» Extracted information
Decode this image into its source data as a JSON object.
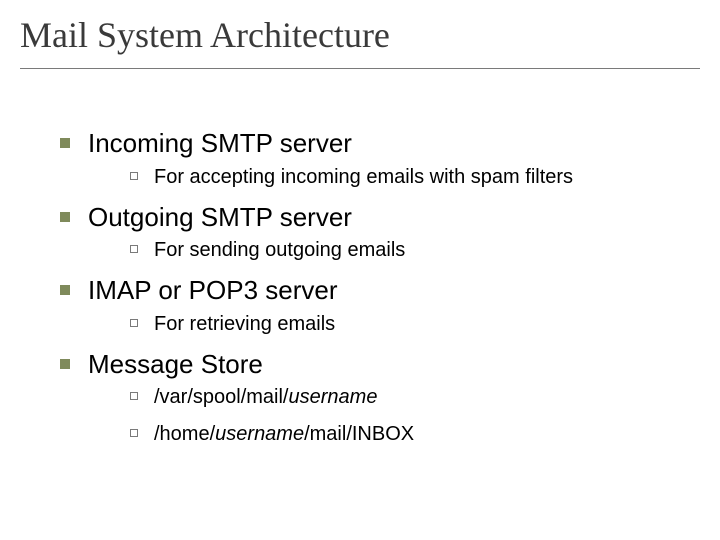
{
  "title": "Mail System Architecture",
  "items": [
    {
      "label": "Incoming SMTP server",
      "sub": [
        {
          "text": "For accepting incoming emails with spam filters"
        }
      ]
    },
    {
      "label": "Outgoing SMTP server",
      "sub": [
        {
          "text": "For sending outgoing emails"
        }
      ]
    },
    {
      "label": "IMAP or POP3 server",
      "sub": [
        {
          "text": "For retrieving emails"
        }
      ]
    },
    {
      "label": "Message Store",
      "sub": [
        {
          "pre": "/var/spool/mail/",
          "em": "username",
          "post": ""
        },
        {
          "pre": "/home/",
          "em": "username",
          "post": "/mail/INBOX"
        }
      ]
    }
  ]
}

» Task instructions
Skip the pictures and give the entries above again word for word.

» Result
Decode this image into its source data as a JSON object.
{
  "title": "Mail System Architecture",
  "items": [
    {
      "label": "Incoming SMTP server",
      "sub": [
        {
          "text": "For accepting incoming emails with spam filters"
        }
      ]
    },
    {
      "label": "Outgoing SMTP server",
      "sub": [
        {
          "text": "For sending outgoing emails"
        }
      ]
    },
    {
      "label": "IMAP or POP3 server",
      "sub": [
        {
          "text": "For retrieving emails"
        }
      ]
    },
    {
      "label": "Message Store",
      "sub": [
        {
          "pre": "/var/spool/mail/",
          "em": "username",
          "post": ""
        },
        {
          "pre": "/home/",
          "em": "username",
          "post": "/mail/INBOX"
        }
      ]
    }
  ]
}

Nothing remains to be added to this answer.